He more or less implicitly acknowledges this concern in the following sentences:
“If technology and market access are held constant, then drought and desertification can cause food crisis and famine. But in 1980s Sudan, the situation was often worse. Government policy and the activities of traders and commercial farmers closely associated with the ruling elites meant that rural people were often deprived of the meager assets that they possessed.”
Here we come back to real events and policies as causes. Partly for this reason, I find the next section of Alex’s essay very convincing. I wonder, though, whether the “depredations of traders and commercial farmers” were made more severe by worsening environmental scarcity. In our work we have identified a process of “resource capture” by elites that is often accentuated when key resources become increasingly scarce, because the economic rents from monopoly control of the resources rise — exactly the kind of phenomenon Alex refers to in the next sentence:
“Worst of all, a handful of major grain merchants sought to profit from speculating in the cereal market in 1985-85, withholding stocks from sale until the price climbed high.”
“[The] underlying causes of the famine were impoverishment associated with neglect, alongside the inadequacies of existing technology and marketing infrastructure, the immediate cause of the famine was drought compounded by the government’s denial that a problem existed.”
As I’ve noted in some of my work (including the appendix to chapter 5 in Environment, Scarcity, and Violence), the variable of temporality (or what I refer to as “proximity”) is often conflated with the variable of causal power or weight. In the above sentences Alex seems to be doing this: he makes a distinction between “underlying” and “immediate” causes (a distinction of proximity, in my terminology), at the same time that he appears to be implying the underlying causes were more important. (It’s possible, though, that I’m reading too much into this sentence.) Note, once again, the “absent factors” as causes: inadequacies of existing technology and marketing infrastructure and government inaction.
6. I think Alex’s next section about adaptation and dislocation in response to the famine is terrific. I have no quibbles here. In fact, this kind of mediated, multicausal, and multi-stage causation is exactly the kind of process that I identify repeatedly in my work, including in my accounts of various cases in Environment, Scarcity, and Violence. The essay weaves a compelling account here.
7. I agree that the fourth hypothesis is misguided, for the reasons Alex adduces. But the failure of that hypothesis doesn’t weaken the general case that drought has been a contributing factor to the crisis in the Sudan, and more specifically Darfur, in a multicausal, interactive, nonlinear process.
8. Alex is right that it is premature to attribute the drying trend in the Sahel — and especially the drought in the mid-80s — to anthropogenic climate change. But even if the drought itself was not human-induced, it provides an instructive example of the human and social impacts of potential future anthropogenic climate change.
“Climate change causes livelihood change, which in turn causes disputes.

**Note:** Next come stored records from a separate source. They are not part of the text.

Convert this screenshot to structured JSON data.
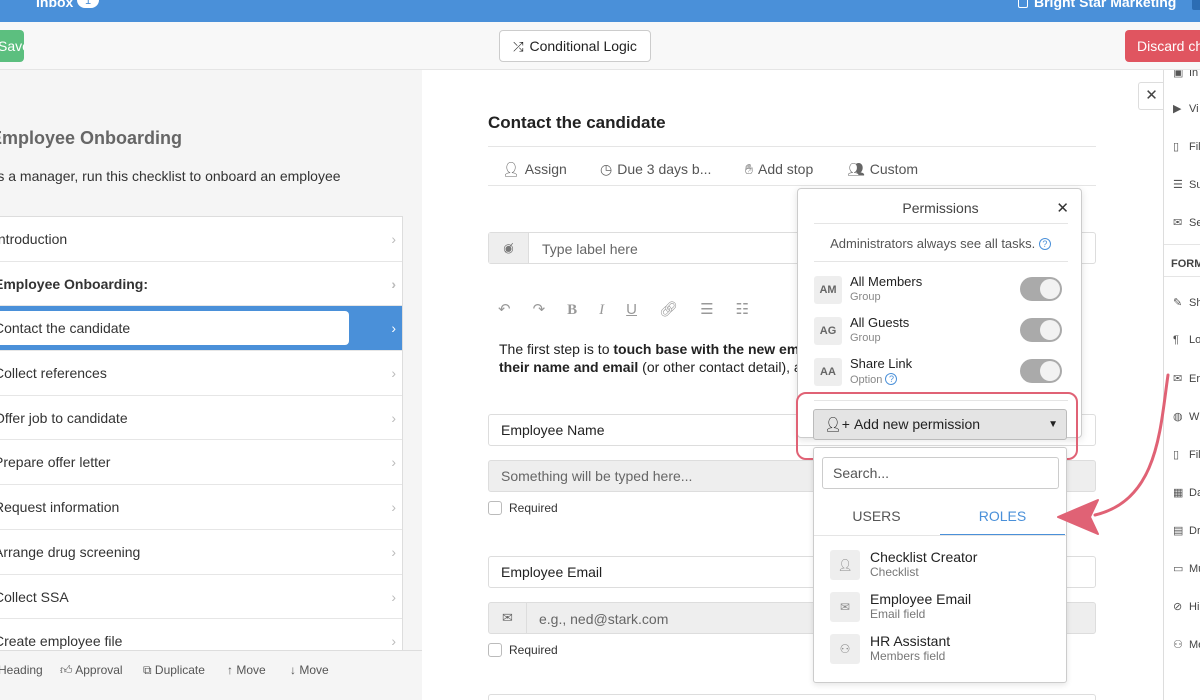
{
  "topbar": {
    "inbox_label": "Inbox",
    "inbox_count": "1",
    "org_name": "Bright Star Marketing"
  },
  "toolbar": {
    "left_button": "Save changes",
    "conditional_logic": "Conditional Logic",
    "discard": "Discard changes"
  },
  "checklist": {
    "title": "Employee Onboarding",
    "description": "As a manager, run this checklist to onboard an employee",
    "tasks": [
      {
        "label": "Introduction"
      },
      {
        "label": "Employee Onboarding:"
      },
      {
        "label": "Contact the candidate"
      },
      {
        "label": "Collect references"
      },
      {
        "label": "Offer job to candidate"
      },
      {
        "label": "Prepare offer letter"
      },
      {
        "label": "Request information"
      },
      {
        "label": "Arrange drug screening"
      },
      {
        "label": "Collect SSA"
      },
      {
        "label": "Create employee file"
      }
    ],
    "bottom_actions": [
      "Heading",
      "Approval",
      "Duplicate",
      "Move",
      "Move"
    ]
  },
  "task": {
    "title": "Contact the candidate",
    "actions": [
      "Assign",
      "Due 3 days b...",
      "Add stop",
      "Custom"
    ],
    "label_placeholder": "Type label here",
    "body_line1_plain": "The first step is to ",
    "body_line1_bold": "touch base with the new emp",
    "body_line2_bold": "their name and email",
    "body_line2_plain": " (or other contact detail), a",
    "field1_label": "Employee Name",
    "field1_placeholder": "Something will be typed here...",
    "required_label": "Required",
    "field2_label": "Employee Email",
    "field2_placeholder": "e.g., ned@stark.com"
  },
  "permissions": {
    "title": "Permissions",
    "admin_note": "Administrators always see all tasks.",
    "rows": [
      {
        "initials": "AM",
        "name": "All Members",
        "type": "Group",
        "enabled": true
      },
      {
        "initials": "AG",
        "name": "All Guests",
        "type": "Group",
        "enabled": true
      },
      {
        "initials": "AA",
        "name": "Share Link",
        "type": "Option",
        "enabled": true
      }
    ],
    "add_button": "Add new permission",
    "search_placeholder": "Search...",
    "tabs": [
      "USERS",
      "ROLES"
    ],
    "active_tab": "ROLES",
    "roles": [
      {
        "name": "Checklist Creator",
        "sub": "Checklist",
        "icon": "user-icon"
      },
      {
        "name": "Employee Email",
        "sub": "Email field",
        "icon": "envelope-icon"
      },
      {
        "name": "HR Assistant",
        "sub": "Members field",
        "icon": "members-icon"
      }
    ]
  },
  "right_panel": {
    "items": [
      "In",
      "Vi",
      "Fil",
      "Su",
      "Se",
      "FORM",
      "Sh",
      "Lo",
      "Er",
      "W",
      "Fil",
      "Da",
      "Dr",
      "Mu",
      "Hi",
      "Me"
    ]
  },
  "colors": {
    "accent": "#4a90d9",
    "green": "#5cbf7f",
    "danger": "#e05560",
    "annotation": "#e06275"
  }
}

Social institutions can handle these conflicts and settle them in a non-violent manner — it is mismanagement and militarization that cause war and massacre.”
Here he is asserting that “mismanagement and militarization” are the true causes of the violence. I would accept that these are indeed causes, but only in a larger constellation of causes that interact with each other across time. One component of that constellation is climate.